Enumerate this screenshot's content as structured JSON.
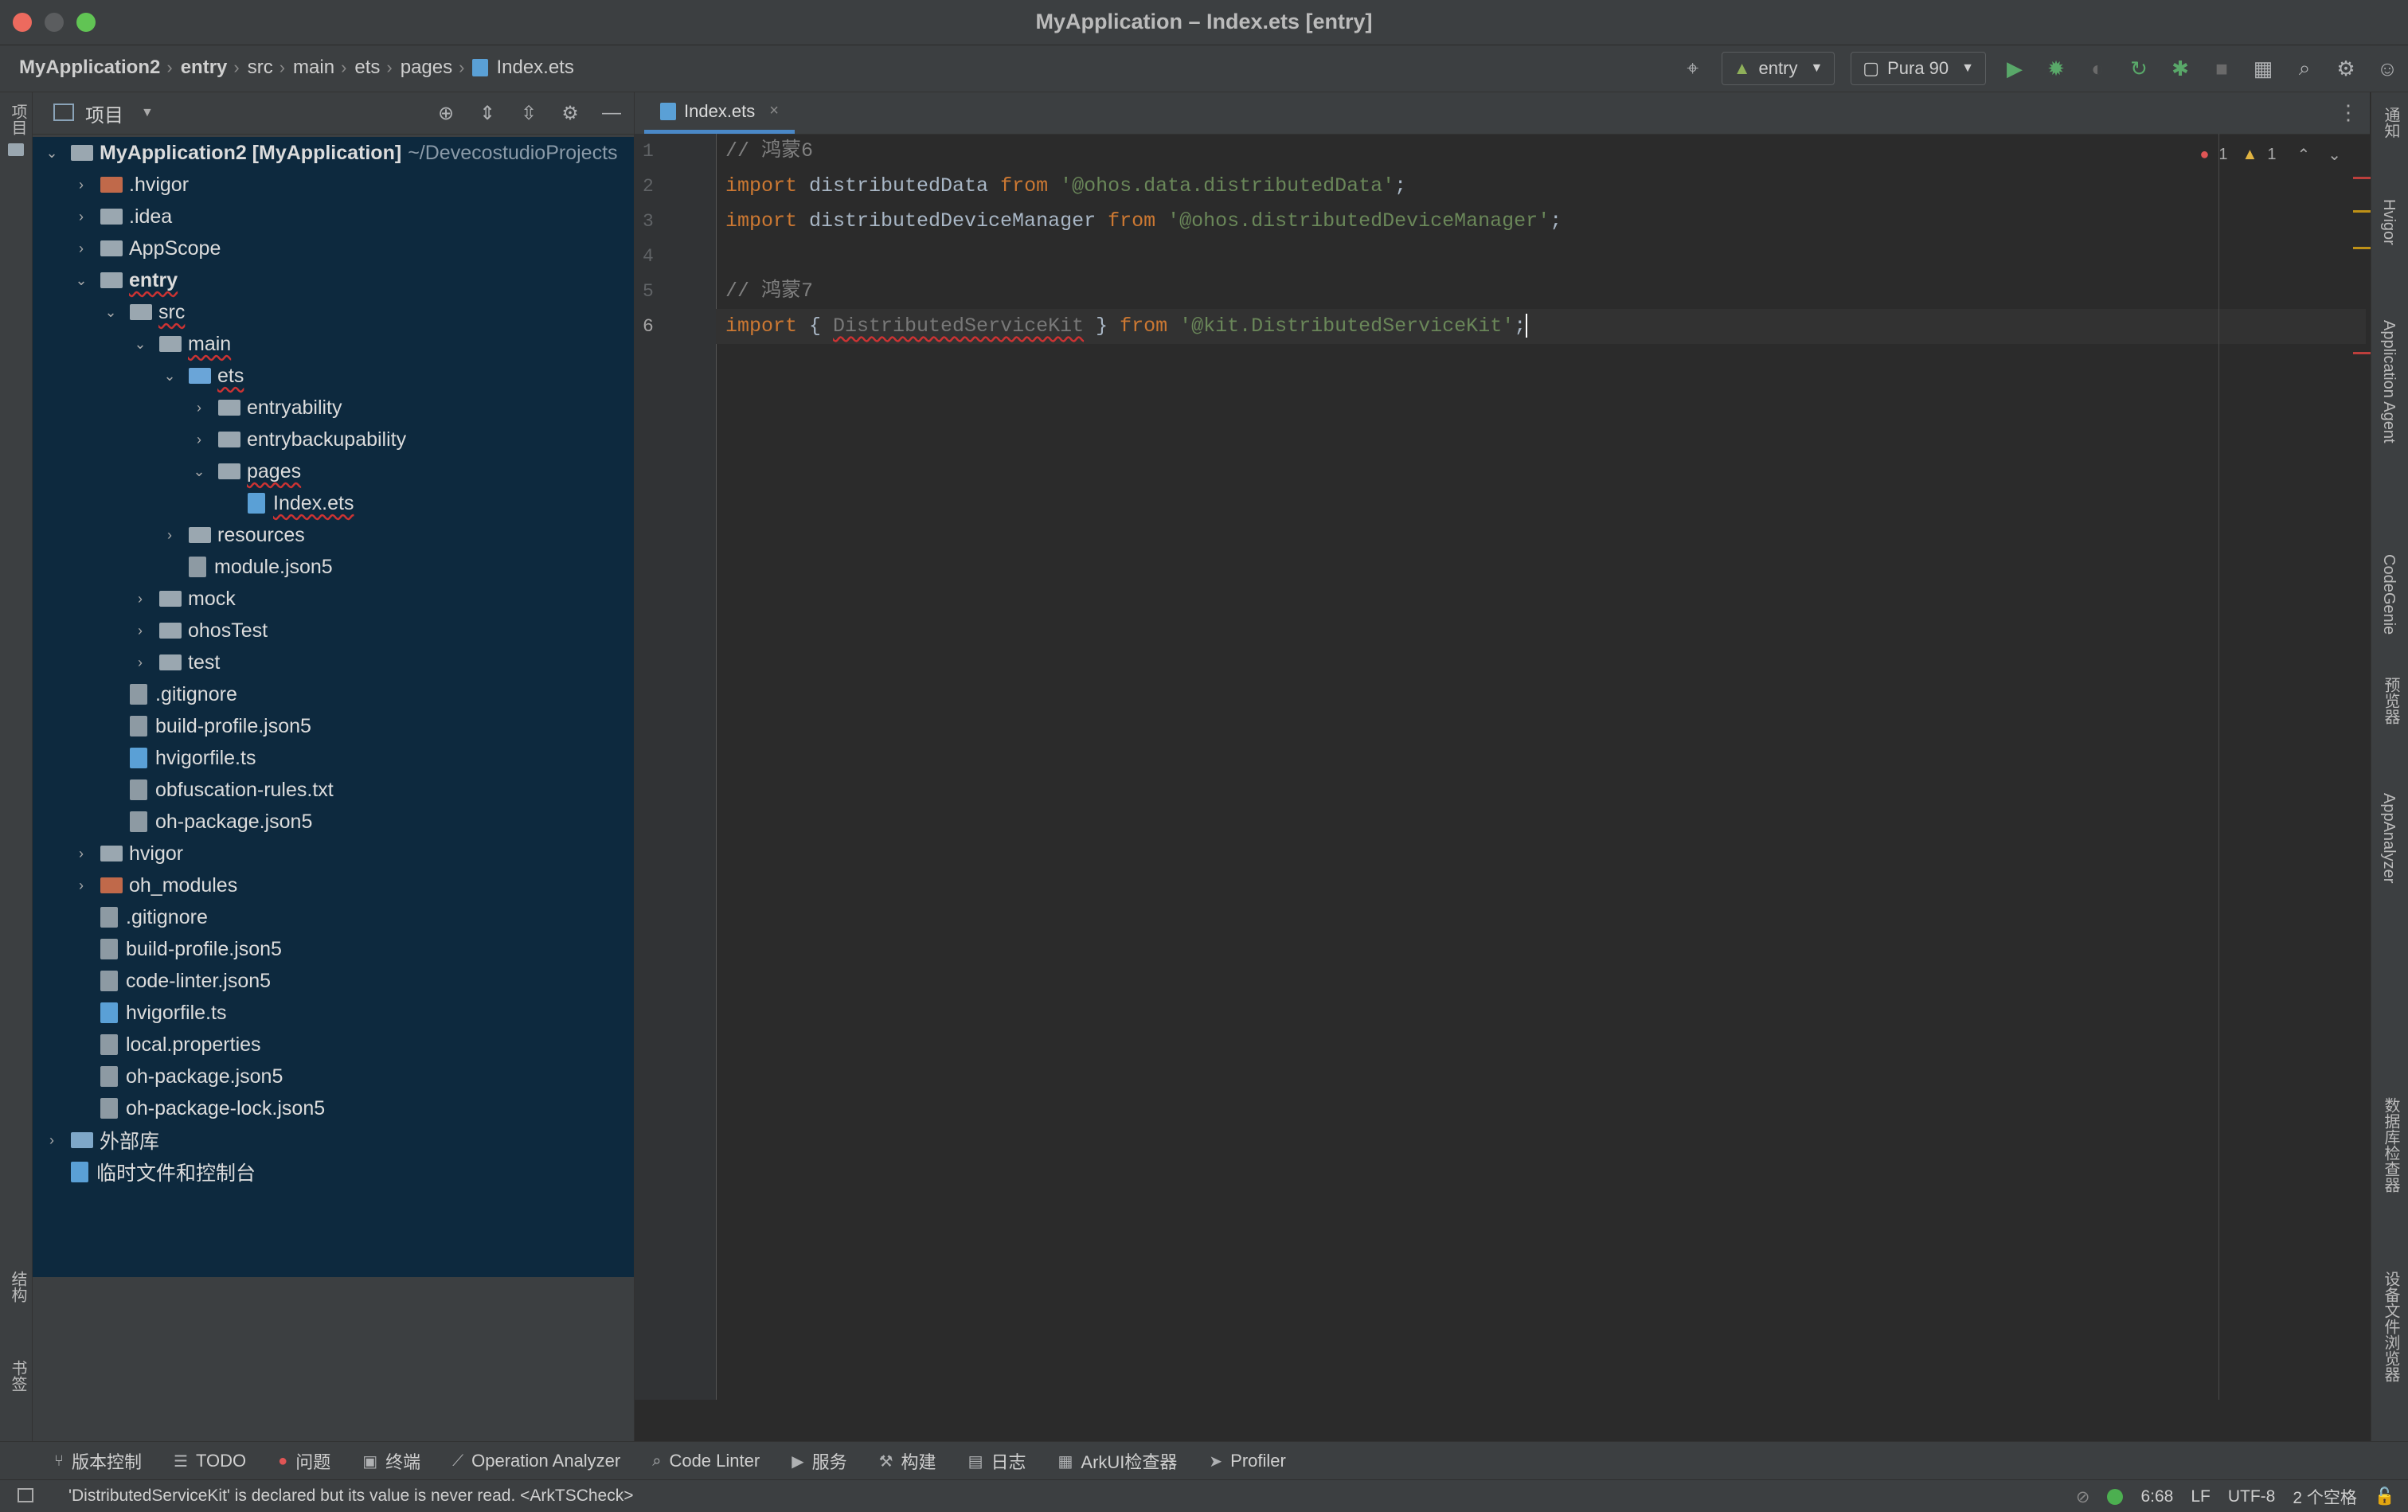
{
  "window": {
    "title": "MyApplication – Index.ets [entry]"
  },
  "breadcrumbs": [
    "MyApplication2",
    "entry",
    "src",
    "main",
    "ets",
    "pages",
    "Index.ets"
  ],
  "toolbar": {
    "module_select": "entry",
    "device_select": "Pura 90"
  },
  "project_panel": {
    "title": "项目",
    "tree": [
      {
        "label": "MyApplication2 [MyApplication]",
        "extra": "~/DevecostudioProjects",
        "depth": 0,
        "expanded": true,
        "kind": "module",
        "bold": true
      },
      {
        "label": ".hvigor",
        "depth": 1,
        "expanded": false,
        "kind": "folder-orange"
      },
      {
        "label": ".idea",
        "depth": 1,
        "expanded": false,
        "kind": "folder"
      },
      {
        "label": "AppScope",
        "depth": 1,
        "expanded": false,
        "kind": "folder"
      },
      {
        "label": "entry",
        "depth": 1,
        "expanded": true,
        "kind": "module",
        "bold": true,
        "error": true
      },
      {
        "label": "src",
        "depth": 2,
        "expanded": true,
        "kind": "folder",
        "error": true
      },
      {
        "label": "main",
        "depth": 3,
        "expanded": true,
        "kind": "folder",
        "error": true
      },
      {
        "label": "ets",
        "depth": 4,
        "expanded": true,
        "kind": "folder-blue",
        "error": true
      },
      {
        "label": "entryability",
        "depth": 5,
        "expanded": false,
        "kind": "folder"
      },
      {
        "label": "entrybackupability",
        "depth": 5,
        "expanded": false,
        "kind": "folder"
      },
      {
        "label": "pages",
        "depth": 5,
        "expanded": true,
        "kind": "folder",
        "error": true
      },
      {
        "label": "Index.ets",
        "depth": 6,
        "kind": "file-ets",
        "error": true
      },
      {
        "label": "resources",
        "depth": 4,
        "expanded": false,
        "kind": "folder"
      },
      {
        "label": "module.json5",
        "depth": 4,
        "kind": "file"
      },
      {
        "label": "mock",
        "depth": 3,
        "expanded": false,
        "kind": "folder"
      },
      {
        "label": "ohosTest",
        "depth": 3,
        "expanded": false,
        "kind": "folder"
      },
      {
        "label": "test",
        "depth": 3,
        "expanded": false,
        "kind": "folder"
      },
      {
        "label": ".gitignore",
        "depth": 2,
        "kind": "file"
      },
      {
        "label": "build-profile.json5",
        "depth": 2,
        "kind": "file"
      },
      {
        "label": "hvigorfile.ts",
        "depth": 2,
        "kind": "file-ts"
      },
      {
        "label": "obfuscation-rules.txt",
        "depth": 2,
        "kind": "file"
      },
      {
        "label": "oh-package.json5",
        "depth": 2,
        "kind": "file"
      },
      {
        "label": "hvigor",
        "depth": 1,
        "expanded": false,
        "kind": "folder"
      },
      {
        "label": "oh_modules",
        "depth": 1,
        "expanded": false,
        "kind": "folder-orange"
      },
      {
        "label": ".gitignore",
        "depth": 1,
        "kind": "file"
      },
      {
        "label": "build-profile.json5",
        "depth": 1,
        "kind": "file"
      },
      {
        "label": "code-linter.json5",
        "depth": 1,
        "kind": "file"
      },
      {
        "label": "hvigorfile.ts",
        "depth": 1,
        "kind": "file-ts"
      },
      {
        "label": "local.properties",
        "depth": 1,
        "kind": "file"
      },
      {
        "label": "oh-package.json5",
        "depth": 1,
        "kind": "file"
      },
      {
        "label": "oh-package-lock.json5",
        "depth": 1,
        "kind": "file"
      },
      {
        "label": "外部库",
        "depth": 0,
        "expanded": false,
        "kind": "library"
      },
      {
        "label": "临时文件和控制台",
        "depth": 0,
        "kind": "scratch"
      }
    ]
  },
  "left_stripe": {
    "project": "项目",
    "structure": "结构",
    "bookmarks": "书签"
  },
  "editor": {
    "tab": "Index.ets",
    "errors": "1",
    "warnings": "1",
    "lines": [
      {
        "n": "1",
        "comment": "// 鸿蒙6"
      },
      {
        "n": "2",
        "kw": "import",
        "name": " distributedData ",
        "kw2": "from",
        "str": " '@ohos.data.distributedData'",
        "end": ";"
      },
      {
        "n": "3",
        "kw": "import",
        "name": " distributedDeviceManager ",
        "kw2": "from",
        "str": " '@ohos.distributedDeviceManager'",
        "end": ";"
      },
      {
        "n": "4"
      },
      {
        "n": "5",
        "comment": "// 鸿蒙7"
      },
      {
        "n": "6",
        "kw": "import",
        "brace_open": " { ",
        "unused": "DistributedServiceKit",
        "brace_close": " } ",
        "kw2": "from",
        "str": " '@kit.DistributedServiceKit'",
        "end": ";"
      }
    ]
  },
  "right_stripe": [
    "通知",
    "Hvigor",
    "Application Agent",
    "CodeGenie",
    "预览器",
    "AppAnalyzer",
    "数据库检查器",
    "设备文件浏览器"
  ],
  "tool_windows": [
    "版本控制",
    "TODO",
    "问题",
    "终端",
    "Operation Analyzer",
    "Code Linter",
    "服务",
    "构建",
    "日志",
    "ArkUI检查器",
    "Profiler"
  ],
  "status": {
    "message": "'DistributedServiceKit' is declared but its value is never read. <ArkTSCheck>",
    "position": "6:68",
    "line_sep": "LF",
    "encoding": "UTF-8",
    "indent": "2 个空格"
  }
}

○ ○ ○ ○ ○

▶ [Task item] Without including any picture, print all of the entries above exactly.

▶ [Task answer]
Enumerate this screenshot's content as structured JSON.
{
  "window": {
    "title": "MyApplication – Index.ets [entry]"
  },
  "breadcrumbs": [
    "MyApplication2",
    "entry",
    "src",
    "main",
    "ets",
    "pages",
    "Index.ets"
  ],
  "toolbar": {
    "module_select": "entry",
    "device_select": "Pura 90"
  },
  "project_panel": {
    "title": "项目",
    "tree": [
      {
        "label": "MyApplication2 [MyApplication]",
        "extra": "~/DevecostudioProjects",
        "depth": 0,
        "expanded": true,
        "kind": "module",
        "bold": true
      },
      {
        "label": ".hvigor",
        "depth": 1,
        "expanded": false,
        "kind": "folder-orange"
      },
      {
        "label": ".idea",
        "depth": 1,
        "expanded": false,
        "kind": "folder"
      },
      {
        "label": "AppScope",
        "depth": 1,
        "expanded": false,
        "kind": "folder"
      },
      {
        "label": "entry",
        "depth": 1,
        "expanded": true,
        "kind": "module",
        "bold": true,
        "error": true
      },
      {
        "label": "src",
        "depth": 2,
        "expanded": true,
        "kind": "folder",
        "error": true
      },
      {
        "label": "main",
        "depth": 3,
        "expanded": true,
        "kind": "folder",
        "error": true
      },
      {
        "label": "ets",
        "depth": 4,
        "expanded": true,
        "kind": "folder-blue",
        "error": true
      },
      {
        "label": "entryability",
        "depth": 5,
        "expanded": false,
        "kind": "folder"
      },
      {
        "label": "entrybackupability",
        "depth": 5,
        "expanded": false,
        "kind": "folder"
      },
      {
        "label": "pages",
        "depth": 5,
        "expanded": true,
        "kind": "folder",
        "error": true
      },
      {
        "label": "Index.ets",
        "depth": 6,
        "kind": "file-ets",
        "error": true
      },
      {
        "label": "resources",
        "depth": 4,
        "expanded": false,
        "kind": "folder"
      },
      {
        "label": "module.json5",
        "depth": 4,
        "kind": "file"
      },
      {
        "label": "mock",
        "depth": 3,
        "expanded": false,
        "kind": "folder"
      },
      {
        "label": "ohosTest",
        "depth": 3,
        "expanded": false,
        "kind": "folder"
      },
      {
        "label": "test",
        "depth": 3,
        "expanded": false,
        "kind": "folder"
      },
      {
        "label": ".gitignore",
        "depth": 2,
        "kind": "file"
      },
      {
        "label": "build-profile.json5",
        "depth": 2,
        "kind": "file"
      },
      {
        "label": "hvigorfile.ts",
        "depth": 2,
        "kind": "file-ts"
      },
      {
        "label": "obfuscation-rules.txt",
        "depth": 2,
        "kind": "file"
      },
      {
        "label": "oh-package.json5",
        "depth": 2,
        "kind": "file"
      },
      {
        "label": "hvigor",
        "depth": 1,
        "expanded": false,
        "kind": "folder"
      },
      {
        "label": "oh_modules",
        "depth": 1,
        "expanded": false,
        "kind": "folder-orange"
      },
      {
        "label": ".gitignore",
        "depth": 1,
        "kind": "file"
      },
      {
        "label": "build-profile.json5",
        "depth": 1,
        "kind": "file"
      },
      {
        "label": "code-linter.json5",
        "depth": 1,
        "kind": "file"
      },
      {
        "label": "hvigorfile.ts",
        "depth": 1,
        "kind": "file-ts"
      },
      {
        "label": "local.properties",
        "depth": 1,
        "kind": "file"
      },
      {
        "label": "oh-package.json5",
        "depth": 1,
        "kind": "file"
      },
      {
        "label": "oh-package-lock.json5",
        "depth": 1,
        "kind": "file"
      },
      {
        "label": "外部库",
        "depth": 0,
        "expanded": false,
        "kind": "library"
      },
      {
        "label": "临时文件和控制台",
        "depth": 0,
        "kind": "scratch"
      }
    ]
  },
  "left_stripe": {
    "project": "项目",
    "structure": "结构",
    "bookmarks": "书签"
  },
  "editor": {
    "tab": "Index.ets",
    "errors": "1",
    "warnings": "1",
    "lines": [
      {
        "n": "1",
        "comment": "// 鸿蒙6"
      },
      {
        "n": "2",
        "kw": "import",
        "name": " distributedData ",
        "kw2": "from",
        "str": " '@ohos.data.distributedData'",
        "end": ";"
      },
      {
        "n": "3",
        "kw": "import",
        "name": " distributedDeviceManager ",
        "kw2": "from",
        "str": " '@ohos.distributedDeviceManager'",
        "end": ";"
      },
      {
        "n": "4"
      },
      {
        "n": "5",
        "comment": "// 鸿蒙7"
      },
      {
        "n": "6",
        "kw": "import",
        "brace_open": " { ",
        "unused": "DistributedServiceKit",
        "brace_close": " } ",
        "kw2": "from",
        "str": " '@kit.DistributedServiceKit'",
        "end": ";"
      }
    ]
  },
  "right_stripe": [
    "通知",
    "Hvigor",
    "Application Agent",
    "CodeGenie",
    "预览器",
    "AppAnalyzer",
    "数据库检查器",
    "设备文件浏览器"
  ],
  "tool_windows": [
    "版本控制",
    "TODO",
    "问题",
    "终端",
    "Operation Analyzer",
    "Code Linter",
    "服务",
    "构建",
    "日志",
    "ArkUI检查器",
    "Profiler"
  ],
  "status": {
    "message": "'DistributedServiceKit' is declared but its value is never read. <ArkTSCheck>",
    "position": "6:68",
    "line_sep": "LF",
    "encoding": "UTF-8",
    "indent": "2 个空格"
  }
}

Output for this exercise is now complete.